Still, you can dose less EI, or more PPS, they add the same things after all.
Liquid or dry.
Low or high light, DIY CO2 of gas tanks, etc.
With something like ADA aqua soil which has loads of nutrients in it......then you can have more wiggle room with dosing and not fear running out of nutrients, and once in place, it's going to last for years except for N.
So that's a no brainer, DIY soil and MTS can be done also with similar results.
Then you can worry less about dosing.
If you use LESS light, then you can also dose less with less issues and less CO2 demand also, so this helps most cases for management.

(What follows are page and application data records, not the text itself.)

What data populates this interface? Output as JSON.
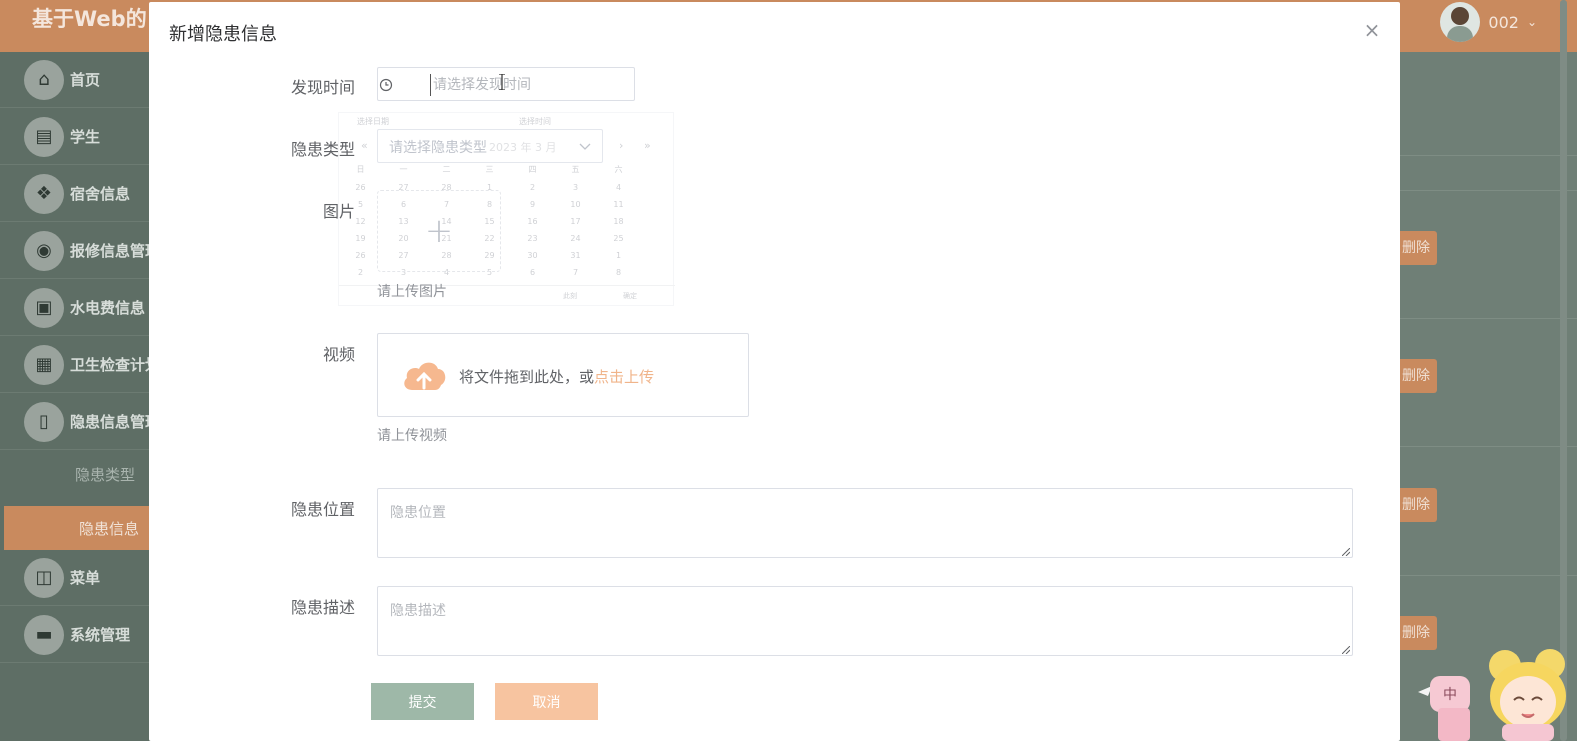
{
  "app": {
    "title": "基于Web的",
    "user": "002"
  },
  "colors": {
    "primary": "#c98a5e",
    "submit": "#9eb8a8",
    "cancel": "#f7c4a0",
    "link": "#f0b48a",
    "cloud": "#f6b88f"
  },
  "sidebar": {
    "items": [
      {
        "label": "首页",
        "icon": "home-icon"
      },
      {
        "label": "学生",
        "icon": "student-icon"
      },
      {
        "label": "宿舍信息",
        "icon": "dorm-icon"
      },
      {
        "label": "报修信息管理",
        "icon": "repair-icon"
      },
      {
        "label": "水电费信息",
        "icon": "briefcase-icon"
      },
      {
        "label": "卫生检查计划",
        "icon": "grid-icon"
      },
      {
        "label": "隐患信息管理",
        "icon": "mouse-icon"
      },
      {
        "label": "菜单",
        "icon": "layout-icon"
      },
      {
        "label": "系统管理",
        "icon": "wallet-icon"
      }
    ],
    "sub_items": [
      {
        "label": "隐患类型",
        "active": false
      },
      {
        "label": "隐患信息",
        "active": true
      }
    ]
  },
  "background": {
    "delete_label": "删除"
  },
  "dialog": {
    "title": "新增隐患信息",
    "fields": {
      "time": {
        "label": "发现时间",
        "placeholder": "请选择发现时间"
      },
      "type": {
        "label": "隐患类型",
        "placeholder": "请选择隐患类型"
      },
      "image": {
        "label": "图片",
        "hint": "请上传图片"
      },
      "video": {
        "label": "视频",
        "drag_text": "将文件拖到此处，或",
        "drag_link": "点击上传",
        "hint": "请上传视频"
      },
      "location": {
        "label": "隐患位置",
        "placeholder": "隐患位置"
      },
      "description": {
        "label": "隐患描述",
        "placeholder": "隐患描述"
      }
    },
    "buttons": {
      "submit": "提交",
      "cancel": "取消"
    }
  },
  "date_picker": {
    "select_date": "选择日期",
    "select_time": "选择时间",
    "year_month": "2023 年 3 月",
    "weekdays": [
      "日",
      "一",
      "二",
      "三",
      "四",
      "五",
      "六"
    ],
    "weeks": [
      [
        "26",
        "27",
        "28",
        "1",
        "2",
        "3",
        "4"
      ],
      [
        "5",
        "6",
        "7",
        "8",
        "9",
        "10",
        "11"
      ],
      [
        "12",
        "13",
        "14",
        "15",
        "16",
        "17",
        "18"
      ],
      [
        "19",
        "20",
        "21",
        "22",
        "23",
        "24",
        "25"
      ],
      [
        "26",
        "27",
        "28",
        "29",
        "30",
        "31",
        "1"
      ],
      [
        "2",
        "3",
        "4",
        "5",
        "6",
        "7",
        "8"
      ]
    ],
    "now": "此刻",
    "confirm": "确定"
  },
  "mascot": {
    "badge": "中"
  }
}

Some folks like higher light and want to garden more, but most really do not, particularly when starting out.
So now you have a better more wiggle room method regardless of the dosing routine. Less light, better CO2, and less nutrient demand from the water column.
I do once a MONTH water change(50%) on the tank below using moderate light and CO2 gas, and I feed the fish very well:
My 120 gal dutch display gets 70% weekly water changes and got every 3rd day water changes for the 1st 1-2 months.
Different goals, different methods and labor input. This is why each group thinks their method works and they are correct. What we see much less frequently are folks who are able to do several methods
This way I can have a nice looking tank with less work, as well as a nice garden where I prune and trim more. Or a tank which requires no water changes or much input of any kind, but is still very easy to care for and looks good, here's a non CO2 tank of mine.
So once you figure out how much work you wanna do and what the scape design goal is.....then you select the light/CO2....or not....then lastly , the fert routine.
I'm not saying ferts are not important.........just that they are pretty forgiving and wide ranging. There is little risk if you over do them.
Also, making the water change easy or automating it is a good thing.
It need not be a hard chore or involve any buckets.
I can change 60-70% on every tank I have, about 480 Gal worth of my 5 tanks, in about 1.5 hours and refill them using this:
Filter cleaning, shrimp culling, trimming, any other maintenance including dosing is all done while the water drains or fills. Pretty easy given the level of scaping and and sales of the trimmings I do. I do put in some work and I'm pretty good at it since I've done it for decades, but others can do it also.
I'm FAR from special. Mostly do what others before me already have done.